◆ **PROBLEM TO SOLVE**:
Each line of the data that includes the string "THÔNG" is to be copied out.

(Saved data entries)
════════════════

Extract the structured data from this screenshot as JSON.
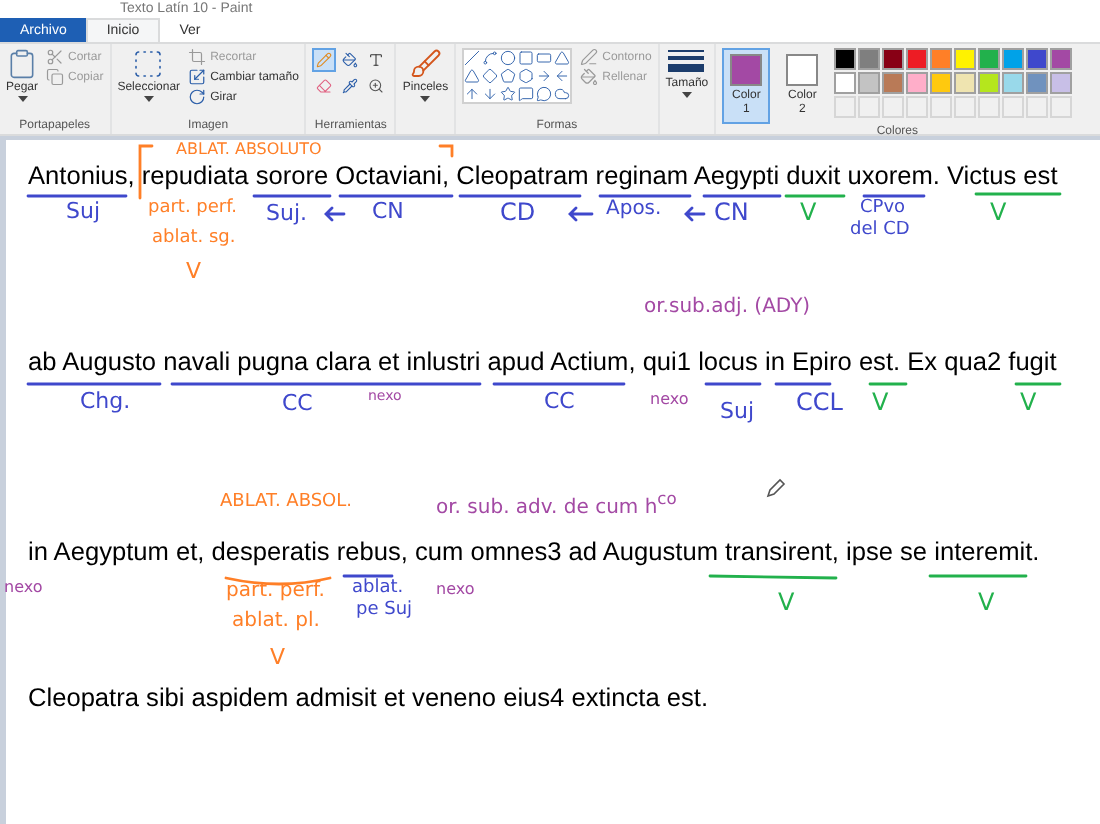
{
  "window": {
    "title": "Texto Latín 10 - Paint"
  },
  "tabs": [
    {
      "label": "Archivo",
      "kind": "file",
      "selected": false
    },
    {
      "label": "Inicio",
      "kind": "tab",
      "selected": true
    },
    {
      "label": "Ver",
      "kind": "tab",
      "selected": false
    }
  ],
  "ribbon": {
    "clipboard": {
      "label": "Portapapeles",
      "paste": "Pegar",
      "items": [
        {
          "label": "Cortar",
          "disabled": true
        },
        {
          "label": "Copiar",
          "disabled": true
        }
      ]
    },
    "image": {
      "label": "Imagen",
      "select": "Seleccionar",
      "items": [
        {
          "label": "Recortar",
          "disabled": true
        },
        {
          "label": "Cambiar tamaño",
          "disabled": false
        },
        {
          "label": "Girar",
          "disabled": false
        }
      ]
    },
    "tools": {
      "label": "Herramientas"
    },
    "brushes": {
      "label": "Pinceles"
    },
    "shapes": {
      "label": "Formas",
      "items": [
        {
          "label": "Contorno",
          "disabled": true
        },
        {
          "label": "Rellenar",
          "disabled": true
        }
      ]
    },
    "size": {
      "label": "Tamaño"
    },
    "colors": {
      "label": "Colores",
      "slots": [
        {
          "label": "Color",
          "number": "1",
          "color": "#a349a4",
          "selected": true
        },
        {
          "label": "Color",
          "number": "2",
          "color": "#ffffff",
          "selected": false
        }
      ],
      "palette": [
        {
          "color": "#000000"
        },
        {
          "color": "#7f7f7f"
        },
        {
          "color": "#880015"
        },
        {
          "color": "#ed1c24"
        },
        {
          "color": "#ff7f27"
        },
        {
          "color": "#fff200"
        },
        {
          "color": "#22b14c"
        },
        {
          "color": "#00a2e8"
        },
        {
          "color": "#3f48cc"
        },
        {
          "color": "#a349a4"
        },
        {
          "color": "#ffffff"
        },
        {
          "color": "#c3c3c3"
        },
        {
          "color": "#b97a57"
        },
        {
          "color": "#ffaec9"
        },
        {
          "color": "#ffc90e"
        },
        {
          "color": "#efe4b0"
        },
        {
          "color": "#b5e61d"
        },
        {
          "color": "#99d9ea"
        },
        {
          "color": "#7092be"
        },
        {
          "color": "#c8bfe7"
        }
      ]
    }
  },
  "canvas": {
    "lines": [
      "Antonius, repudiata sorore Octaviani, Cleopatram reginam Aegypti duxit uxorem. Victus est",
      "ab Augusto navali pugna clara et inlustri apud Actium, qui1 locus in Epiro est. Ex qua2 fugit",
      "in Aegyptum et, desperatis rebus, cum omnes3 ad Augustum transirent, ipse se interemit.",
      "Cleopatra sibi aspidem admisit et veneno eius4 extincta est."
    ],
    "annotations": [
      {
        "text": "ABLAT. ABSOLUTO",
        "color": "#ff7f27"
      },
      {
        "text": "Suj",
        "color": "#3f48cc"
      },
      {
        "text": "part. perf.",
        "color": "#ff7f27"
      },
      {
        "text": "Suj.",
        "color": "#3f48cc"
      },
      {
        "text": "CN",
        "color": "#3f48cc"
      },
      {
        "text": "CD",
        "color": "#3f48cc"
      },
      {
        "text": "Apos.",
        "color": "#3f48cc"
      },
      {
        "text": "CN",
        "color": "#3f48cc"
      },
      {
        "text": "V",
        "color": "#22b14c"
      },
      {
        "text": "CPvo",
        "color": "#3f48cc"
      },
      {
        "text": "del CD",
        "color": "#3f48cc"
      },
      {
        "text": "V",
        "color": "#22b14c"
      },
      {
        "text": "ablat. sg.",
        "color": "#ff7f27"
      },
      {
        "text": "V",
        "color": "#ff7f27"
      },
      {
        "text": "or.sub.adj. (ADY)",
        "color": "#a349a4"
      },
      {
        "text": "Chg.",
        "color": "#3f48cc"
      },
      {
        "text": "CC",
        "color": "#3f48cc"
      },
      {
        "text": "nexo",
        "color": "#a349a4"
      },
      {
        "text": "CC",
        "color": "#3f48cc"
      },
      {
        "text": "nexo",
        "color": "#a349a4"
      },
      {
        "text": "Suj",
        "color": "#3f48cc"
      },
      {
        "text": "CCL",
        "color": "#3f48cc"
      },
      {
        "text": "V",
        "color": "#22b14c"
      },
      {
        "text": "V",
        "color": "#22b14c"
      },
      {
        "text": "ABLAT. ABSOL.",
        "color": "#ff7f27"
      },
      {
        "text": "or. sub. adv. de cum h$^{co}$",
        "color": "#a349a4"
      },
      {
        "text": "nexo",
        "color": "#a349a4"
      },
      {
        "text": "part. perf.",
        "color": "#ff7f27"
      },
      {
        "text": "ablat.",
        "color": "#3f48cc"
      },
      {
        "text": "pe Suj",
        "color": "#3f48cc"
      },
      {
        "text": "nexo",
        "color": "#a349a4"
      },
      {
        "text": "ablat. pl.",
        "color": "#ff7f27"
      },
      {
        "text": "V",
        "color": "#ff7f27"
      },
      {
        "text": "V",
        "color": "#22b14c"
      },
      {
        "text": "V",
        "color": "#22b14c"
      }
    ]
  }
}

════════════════

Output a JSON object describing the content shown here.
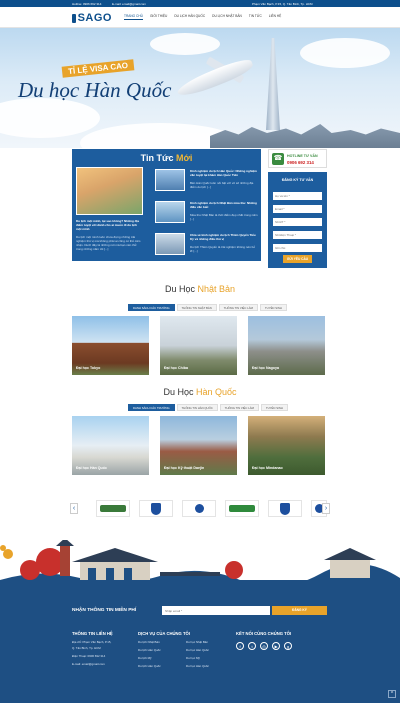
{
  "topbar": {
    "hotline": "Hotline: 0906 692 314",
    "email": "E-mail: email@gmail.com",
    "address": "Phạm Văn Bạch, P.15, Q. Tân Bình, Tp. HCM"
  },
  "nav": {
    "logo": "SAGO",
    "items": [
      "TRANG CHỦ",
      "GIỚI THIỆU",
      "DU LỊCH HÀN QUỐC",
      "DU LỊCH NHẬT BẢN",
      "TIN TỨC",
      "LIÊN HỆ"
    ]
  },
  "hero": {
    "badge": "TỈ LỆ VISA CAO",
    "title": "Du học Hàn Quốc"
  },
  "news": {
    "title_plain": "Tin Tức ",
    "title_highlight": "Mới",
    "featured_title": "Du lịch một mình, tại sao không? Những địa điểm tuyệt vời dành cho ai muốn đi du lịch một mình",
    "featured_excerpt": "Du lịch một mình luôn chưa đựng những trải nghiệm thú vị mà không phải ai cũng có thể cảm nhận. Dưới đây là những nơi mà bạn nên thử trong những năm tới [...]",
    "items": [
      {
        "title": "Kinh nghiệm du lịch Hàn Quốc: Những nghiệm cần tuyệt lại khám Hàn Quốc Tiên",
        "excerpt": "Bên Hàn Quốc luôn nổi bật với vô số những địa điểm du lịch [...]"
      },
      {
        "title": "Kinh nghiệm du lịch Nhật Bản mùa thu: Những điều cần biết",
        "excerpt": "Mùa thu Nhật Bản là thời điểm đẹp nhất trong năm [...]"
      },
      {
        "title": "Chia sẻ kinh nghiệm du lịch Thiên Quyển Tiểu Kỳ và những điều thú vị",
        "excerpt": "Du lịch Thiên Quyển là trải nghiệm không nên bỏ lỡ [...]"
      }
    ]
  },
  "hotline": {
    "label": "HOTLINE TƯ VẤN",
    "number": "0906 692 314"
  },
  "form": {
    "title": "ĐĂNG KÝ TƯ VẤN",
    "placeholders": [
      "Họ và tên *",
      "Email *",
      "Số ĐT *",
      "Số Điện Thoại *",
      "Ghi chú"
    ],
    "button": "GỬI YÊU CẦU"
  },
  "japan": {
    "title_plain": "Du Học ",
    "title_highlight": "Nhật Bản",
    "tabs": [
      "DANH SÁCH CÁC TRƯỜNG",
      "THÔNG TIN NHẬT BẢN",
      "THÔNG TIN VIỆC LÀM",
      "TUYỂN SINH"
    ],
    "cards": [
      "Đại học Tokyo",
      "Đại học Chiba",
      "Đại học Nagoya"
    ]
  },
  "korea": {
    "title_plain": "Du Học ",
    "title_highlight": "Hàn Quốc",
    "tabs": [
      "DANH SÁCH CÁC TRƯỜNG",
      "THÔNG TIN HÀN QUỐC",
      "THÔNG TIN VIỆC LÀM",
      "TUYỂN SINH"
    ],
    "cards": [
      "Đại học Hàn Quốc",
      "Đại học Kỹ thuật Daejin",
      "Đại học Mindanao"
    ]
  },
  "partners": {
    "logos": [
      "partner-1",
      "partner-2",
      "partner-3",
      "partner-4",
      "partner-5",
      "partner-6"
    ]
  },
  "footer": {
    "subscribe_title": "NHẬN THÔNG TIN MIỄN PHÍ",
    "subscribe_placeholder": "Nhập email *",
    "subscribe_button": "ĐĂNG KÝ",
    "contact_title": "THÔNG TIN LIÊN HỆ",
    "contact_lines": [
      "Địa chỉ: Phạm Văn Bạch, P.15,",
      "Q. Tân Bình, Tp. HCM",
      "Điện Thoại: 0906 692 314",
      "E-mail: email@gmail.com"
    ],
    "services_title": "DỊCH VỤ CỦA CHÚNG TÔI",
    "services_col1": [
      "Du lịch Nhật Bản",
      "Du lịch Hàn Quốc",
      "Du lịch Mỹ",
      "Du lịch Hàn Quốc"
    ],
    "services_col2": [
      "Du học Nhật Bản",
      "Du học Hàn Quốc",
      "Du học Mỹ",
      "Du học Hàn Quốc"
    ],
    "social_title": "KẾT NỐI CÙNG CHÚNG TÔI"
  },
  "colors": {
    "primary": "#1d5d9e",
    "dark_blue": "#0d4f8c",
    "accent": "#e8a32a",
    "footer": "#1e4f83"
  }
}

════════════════

◆ **COMPLETED EXERCISE**:
      "THÔNG TIN NHẬT BẢN",
      "THÔNG TIN VIỆC LÀM",
      "THÔNG TIN HÀN QUỐC",
      "THÔNG TIN VIỆC LÀM",
    "subscribe_title": "NHẬN THÔNG TIN MIỄN PHÍ",
    "contact_title": "THÔNG TIN LIÊN HỆ",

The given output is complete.